Using Oxygene means that you are working with the platform tools as the platform creators intended, but are not confined to using the language that those same creators used (Java / Objective-C) but avoiding all of the limitations and pitfalls that a lowest common denominator / one size fits all approach suffers from.
Worth bearing in mind is that Delphi for Android / iOS does not offer universal support for either Android or iOS.
For Android you can only target 2.3.3+ or later Android OS because they rely on the "NativeActivity" class introduced with that version of Android, to bootstrap the FireMonkey runtime. Even if you have a modern JellyBean device you could be out of luck as the runtime demands of FireMonkey mean that NEON support is mandatory. Whilst perhaps less of a problem in the future, it currently rules out Tegra2 chipset devices for example - Samsung Galaxy Tab 10.1, ASUS TF101 etc etc.
For iOS the embarrassing performance of FireMonkey on older iOS hardware has resulted in Embarcadero now mandating iOS 6 as the minimum for FireMonkey apps, ruling out 1st gen iPads for example. iOS 5.1 may only account for 6% of active iOS devices but that's still 24 MILLION+.
But more importantly than potential users unable to use your kit, if - like me - the spare gear you have knocking around to use as a development test rig happens to be either or both of these sorts of devices (in my case a TF101 and an iPad#1), then you will need to add the cost of some hardware to the already eye watering cost of Delphi.
Oxygene on the other hand - like the native tool chains - support anything that the platform vendors support.
It's a more sophisticated approach and cheaper into the bargain ($699 initial, $499 annual subscription thereafter.
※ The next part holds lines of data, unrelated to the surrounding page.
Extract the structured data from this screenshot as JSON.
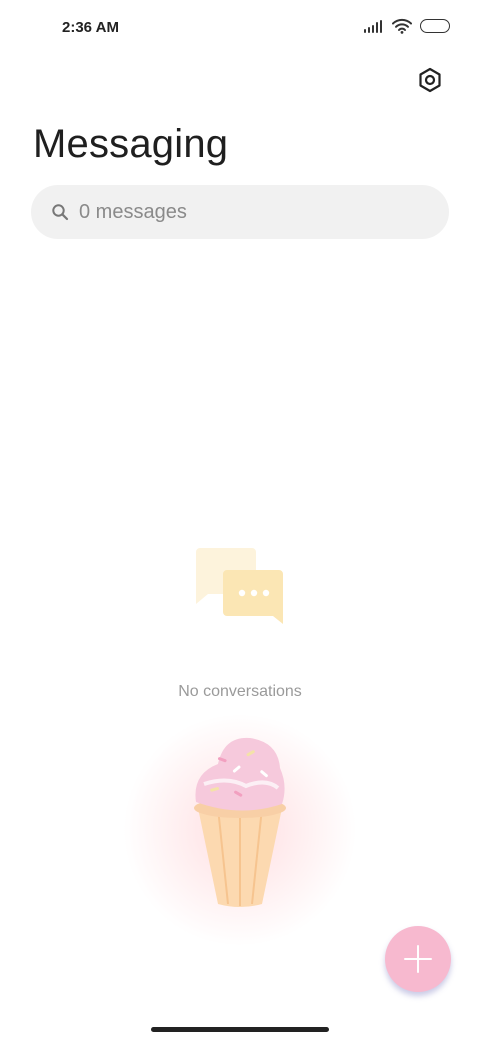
{
  "status_bar": {
    "time": "2:36 AM"
  },
  "header": {
    "title": "Messaging",
    "settings_icon": "settings-hexagon-icon"
  },
  "search": {
    "placeholder": "0 messages",
    "icon": "search-icon"
  },
  "empty_state": {
    "message": "No conversations",
    "icon": "chat-bubbles-icon"
  },
  "fab": {
    "icon": "plus-icon",
    "color": "#f7b9cf"
  },
  "colors": {
    "background": "#ffffff",
    "search_background": "#f1f1f1",
    "chat_icon": "#fbe6b4"
  }
}
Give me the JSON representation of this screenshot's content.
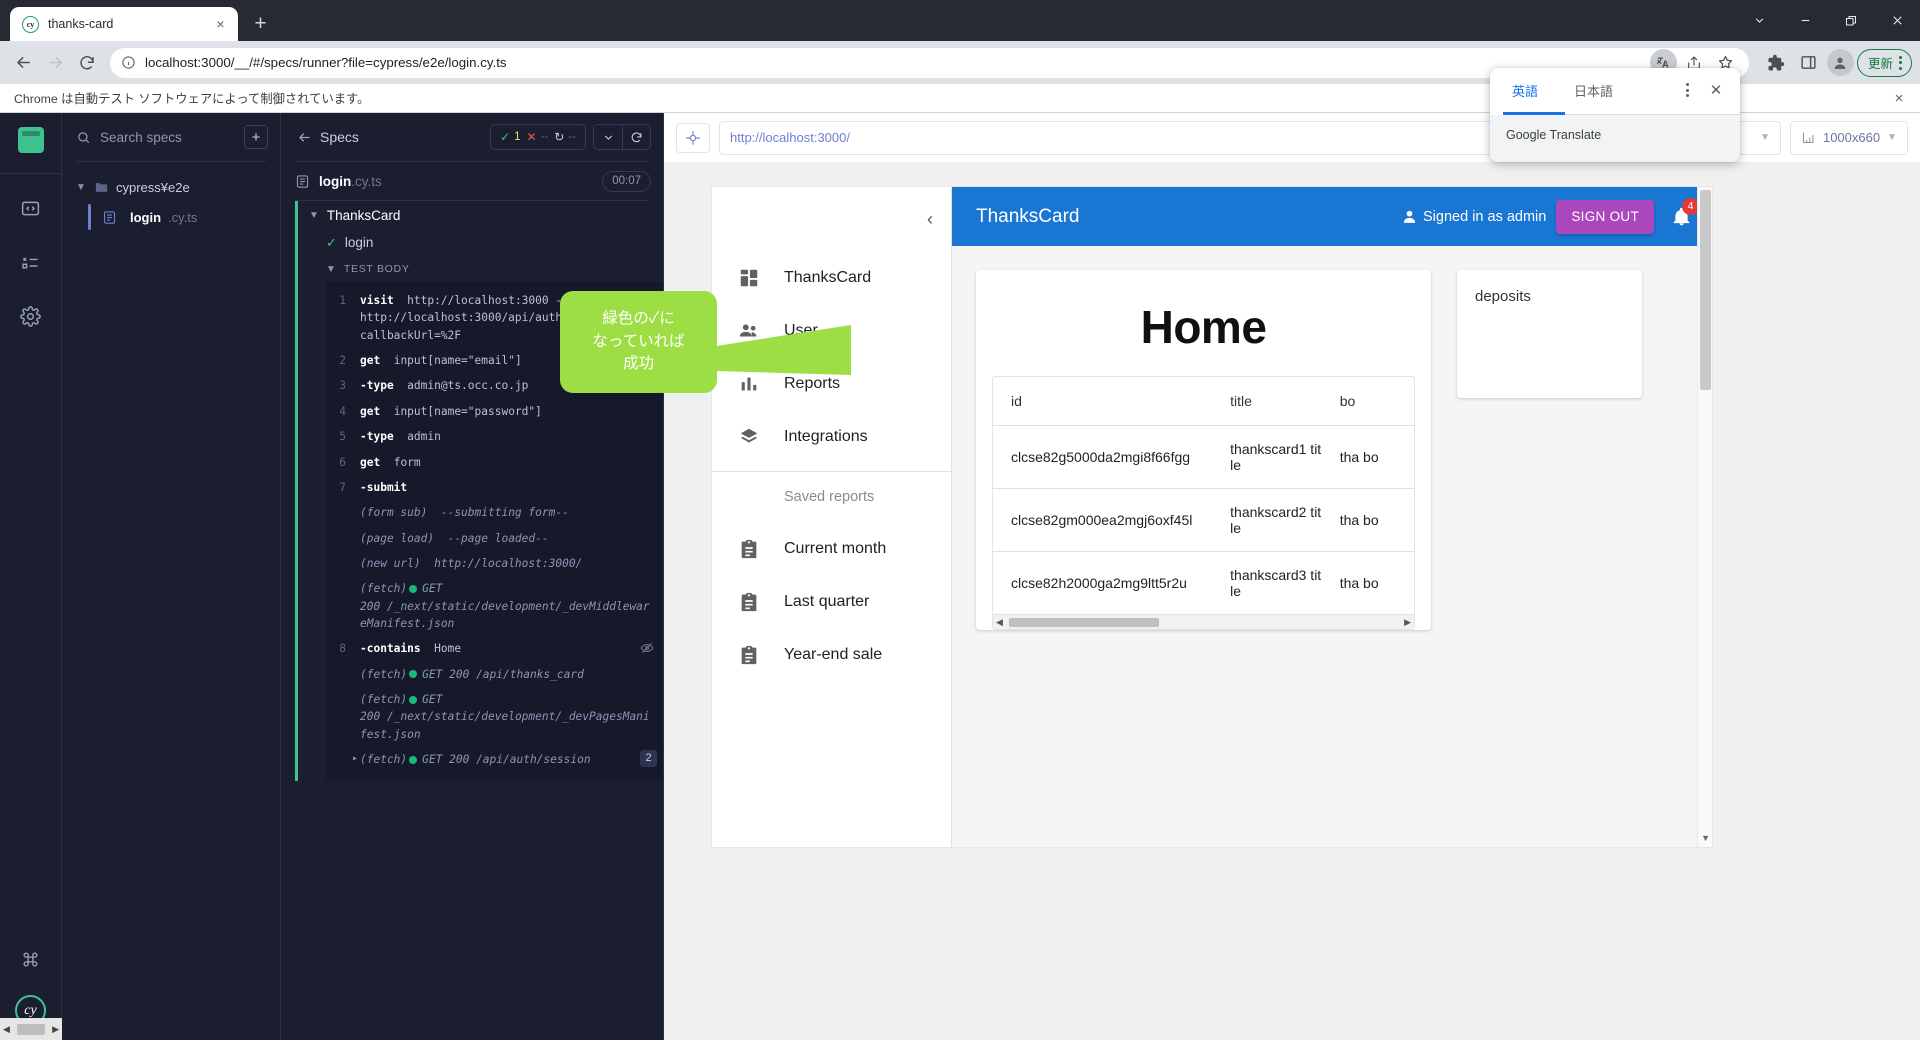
{
  "browser": {
    "tab": {
      "title": "thanks-card",
      "favicon": "cypress-favicon",
      "close": "×"
    },
    "new_tab": "+",
    "window_controls": {
      "minimize": "minimize-icon",
      "maximize": "restore-icon",
      "close": "close-icon",
      "more": "chevron-down-icon"
    },
    "nav": {
      "back": "back-arrow-icon",
      "forward": "forward-arrow-icon",
      "reload": "reload-icon"
    },
    "omnibox": {
      "info_icon": "info-circle-icon",
      "url": "localhost:3000/__/#/specs/runner?file=cypress/e2e/login.cy.ts",
      "translate_icon": "translate-icon",
      "share_icon": "share-icon",
      "bookmark_icon": "star-icon"
    },
    "toolbar_right": {
      "extensions_icon": "puzzle-icon",
      "sidepanel_icon": "side-panel-icon",
      "profile_icon": "avatar-icon",
      "update_label": "更新",
      "menu_icon": "kebab-menu-icon"
    },
    "infobar": {
      "text": "Chrome は自動テスト ソフトウェアによって制御されています。",
      "close": "×"
    },
    "translate_popup": {
      "tab_source": "英語",
      "tab_target": "日本語",
      "more_icon": "kebab-menu-icon",
      "close_icon": "close-icon",
      "footer": "Google Translate"
    }
  },
  "cypress": {
    "rail": {
      "logo": "cypress-logo",
      "items": [
        "specs-icon",
        "runs-icon",
        "settings-icon"
      ],
      "shortcut_icon": "command-key-icon",
      "badge": "cy"
    },
    "specs_panel": {
      "search_placeholder": "Search specs",
      "add_label": "+",
      "folder": "cypress¥e2e",
      "file_name": "login",
      "file_ext": ".cy.ts"
    },
    "reporter": {
      "back_icon": "collapse-left-icon",
      "title": "Specs",
      "stats": {
        "passed_icon": "check-icon",
        "passed": "1",
        "failed_icon": "x-icon",
        "failed": "--",
        "pending_icon": "pending-icon",
        "pending": "--"
      },
      "controls": {
        "collapse": "chevron-down-icon",
        "rerun": "restart-icon"
      },
      "spec_file_name": "login",
      "spec_file_ext": ".cy.ts",
      "timer": "00:07",
      "suite": "ThanksCard",
      "test": "login",
      "test_body_label": "TEST BODY",
      "commands": [
        {
          "num": "1",
          "kw": "visit",
          "arg": "http://localhost:3000 -> 307: http://localhost:3000/api/auth/signin?callbackUrl=%2F"
        },
        {
          "num": "2",
          "kw": "get",
          "arg": "input[name=\"email\"]"
        },
        {
          "num": "3",
          "kw": "-type",
          "arg": "admin@ts.occ.co.jp"
        },
        {
          "num": "4",
          "kw": "get",
          "arg": "input[name=\"password\"]"
        },
        {
          "num": "5",
          "kw": "-type",
          "arg": "admin"
        },
        {
          "num": "6",
          "kw": "get",
          "arg": "form"
        },
        {
          "num": "7",
          "kw": "-submit",
          "arg": ""
        }
      ],
      "logs_a": [
        {
          "grp": "(form sub)",
          "text": "--submitting form--"
        },
        {
          "grp": "(page load)",
          "text": "--page loaded--"
        },
        {
          "grp": "(new url)",
          "text": "http://localhost:3000/"
        },
        {
          "grp": "(fetch)",
          "status": "GET 200",
          "text": "/_next/static/development/_devMiddlewareManifest.json"
        }
      ],
      "command_contains": {
        "num": "8",
        "kw": "-contains",
        "arg": "Home",
        "eye_icon": "eye-off-icon"
      },
      "logs_b": [
        {
          "grp": "(fetch)",
          "status": "GET 200",
          "text": "/api/thanks_card"
        },
        {
          "grp": "(fetch)",
          "status": "GET 200",
          "text": "/_next/static/development/_devPagesManifest.json"
        },
        {
          "grp": "(fetch)",
          "status": "GET 200",
          "text": "/api/auth/session",
          "badge": "2",
          "expand_icon": "chevron-right-icon"
        }
      ],
      "callout": "緑色の✓になっていれば成功"
    },
    "preview": {
      "target_icon": "selector-playground-icon",
      "url": "http://localhost:3000/",
      "url_chevron": "chevron-down-icon",
      "viewport_icon": "ruler-icon",
      "viewport": "1000x660",
      "viewport_chevron": "chevron-down-icon"
    }
  },
  "app": {
    "drawer": {
      "collapse_icon": "chevron-left-icon",
      "items": [
        {
          "icon": "dashboard-icon",
          "label": "ThanksCard"
        },
        {
          "icon": "people-icon",
          "label": "User"
        },
        {
          "icon": "bar-chart-icon",
          "label": "Reports"
        },
        {
          "icon": "layers-icon",
          "label": "Integrations"
        }
      ],
      "section_label": "Saved reports",
      "saved": [
        {
          "icon": "assignment-icon",
          "label": "Current month"
        },
        {
          "icon": "assignment-icon",
          "label": "Last quarter"
        },
        {
          "icon": "assignment-icon",
          "label": "Year-end sale"
        }
      ]
    },
    "appbar": {
      "title": "ThanksCard",
      "user_icon": "person-icon",
      "signed_in": "Signed in as admin",
      "signout": "SIGN OUT",
      "bell_icon": "notifications-icon",
      "bell_count": "4",
      "accent": "#1976d2",
      "signout_color": "#ab47bc"
    },
    "home": {
      "title": "Home",
      "columns": [
        "id",
        "title",
        "bo"
      ],
      "rows": [
        {
          "id": "clcse82g5000da2mgi8f66fgg",
          "title": "thankscard1 title",
          "body": "tha bo"
        },
        {
          "id": "clcse82gm000ea2mgj6oxf45l",
          "title": "thankscard2 title",
          "body": "tha bo"
        },
        {
          "id": "clcse82h2000ga2mg9ltt5r2u",
          "title": "thankscard3 title",
          "body": "tha bo"
        }
      ],
      "scroll_left": "◀",
      "scroll_right": "▶"
    },
    "deposits": {
      "title": "deposits"
    }
  }
}
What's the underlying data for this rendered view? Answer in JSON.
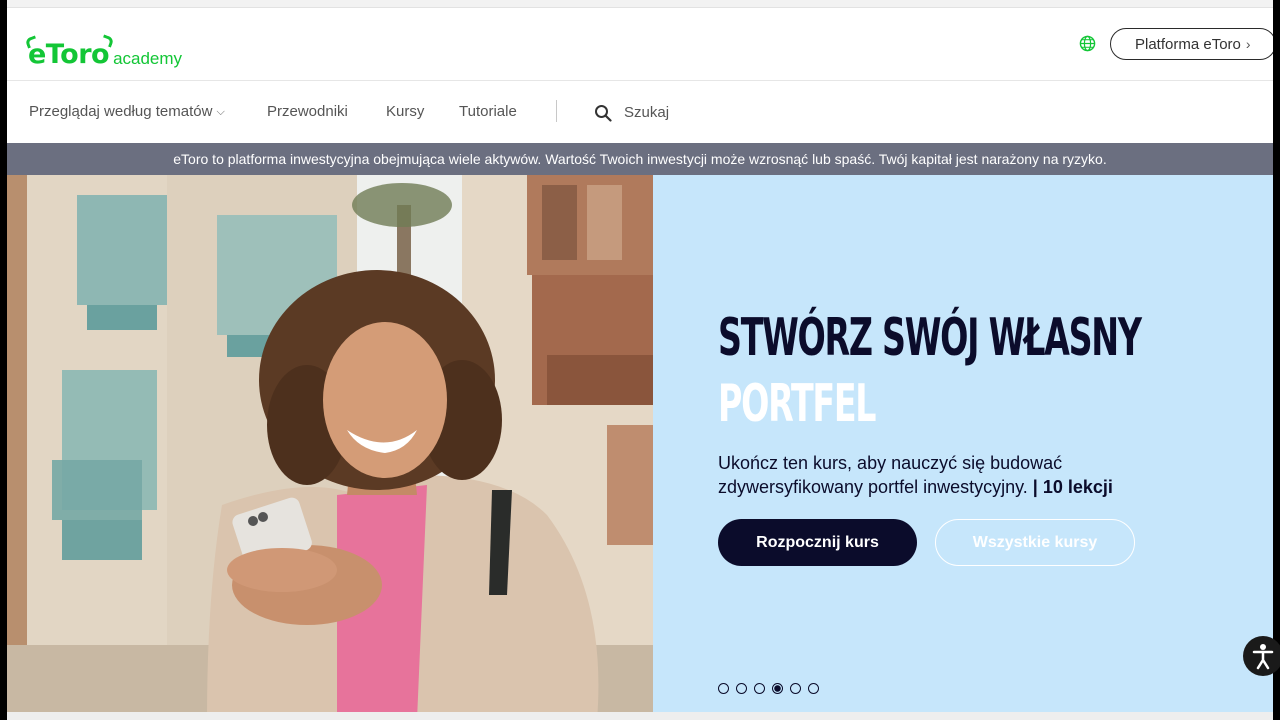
{
  "header": {
    "logo_main": "eToro",
    "logo_sub": "academy",
    "platform_button": "Platforma eToro",
    "icons": {
      "language": "globe-icon",
      "platform_chevron": "chevron-right-icon"
    }
  },
  "nav": {
    "items": [
      {
        "label": "Przeglądaj według tematów",
        "has_dropdown": true
      },
      {
        "label": "Przewodniki"
      },
      {
        "label": "Kursy"
      },
      {
        "label": "Tutoriale"
      }
    ],
    "search_label": "Szukaj",
    "search_icon": "search-icon"
  },
  "risk_banner": "eToro to platforma inwestycyjna obejmująca wiele aktywów. Wartość Twoich inwestycji może wzrosnąć lub spaść. Twój kapitał jest narażony na ryzyko.",
  "hero": {
    "title_line1": "STWÓRZ SWÓJ WŁASNY",
    "title_line2": "PORTFEL",
    "description": "Ukończ ten kurs, aby nauczyć się budować zdywersyfikowany portfel inwestycyjny.",
    "lessons": "| 10 lekcji",
    "primary_button": "Rozpocznij kurs",
    "secondary_button": "Wszystkie kursy",
    "carousel": {
      "total": 6,
      "active_index": 3
    }
  },
  "accessibility_icon": "accessibility-icon",
  "colors": {
    "brand_green": "#13c636",
    "navy": "#0b0c2b",
    "hero_panel": "#c6e6fb",
    "risk_banner": "#6b6f80"
  }
}
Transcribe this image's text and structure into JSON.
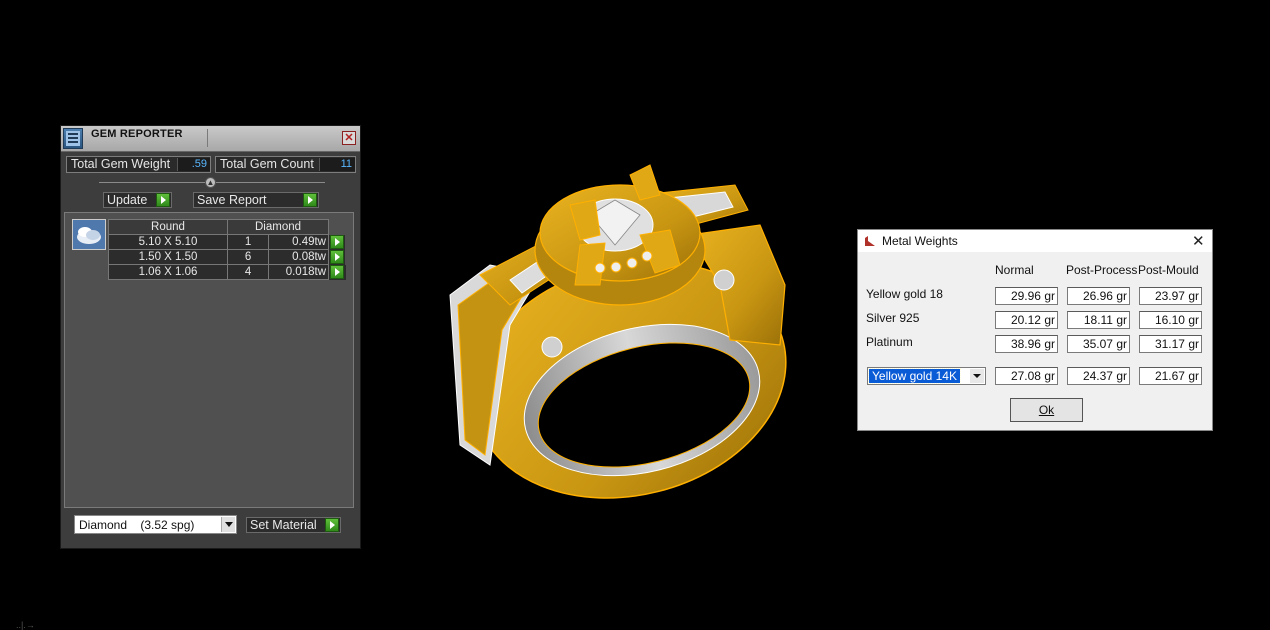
{
  "gem_reporter": {
    "title": "GEM REPORTER",
    "close": "✕",
    "total_weight_label": "Total Gem Weight",
    "total_weight_value": ".59",
    "total_count_label": "Total Gem Count",
    "total_count_value": "11",
    "collapse": "▲",
    "update_label": "Update",
    "save_report_label": "Save Report",
    "table": {
      "headers": [
        "Round",
        "Diamond"
      ],
      "rows": [
        {
          "size": "5.10 X 5.10",
          "count": "1",
          "weight": "0.49tw"
        },
        {
          "size": "1.50 X 1.50",
          "count": "6",
          "weight": "0.08tw"
        },
        {
          "size": "1.06 X 1.06",
          "count": "4",
          "weight": "0.018tw"
        }
      ]
    },
    "material_value": "Diamond    (3.52 spg)",
    "set_material_label": "Set Material"
  },
  "metal_weights": {
    "title": "Metal Weights",
    "close": "✕",
    "columns": [
      "Normal",
      "Post-Process",
      "Post-Mould"
    ],
    "rows": [
      {
        "name": "Yellow gold 18",
        "normal": "29.96 gr",
        "post_process": "26.96 gr",
        "post_mould": "23.97 gr"
      },
      {
        "name": "Silver 925",
        "normal": "20.12 gr",
        "post_process": "18.11 gr",
        "post_mould": "16.10 gr"
      },
      {
        "name": "Platinum",
        "normal": "38.96 gr",
        "post_process": "35.07 gr",
        "post_mould": "31.17 gr"
      }
    ],
    "custom": {
      "alloy": "Yellow gold 14K",
      "normal": "27.08 gr",
      "post_process": "24.37 gr",
      "post_mould": "21.67 gr"
    },
    "ok_label": "Ok"
  },
  "colors": {
    "gold": "#d4a017",
    "gold_outline": "#ffb000",
    "silver": "#c8c8c8",
    "accent_blue": "#59b7ff",
    "go_green": "#3fa022"
  },
  "corner_mark": "..|.→"
}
Unlike Embarcadero, you aren't required to pay your first year of subscription renewal up front).
Delphi Pro XE5: $1,000 + $500 for mobile support + first year support and maintenance = $2,000+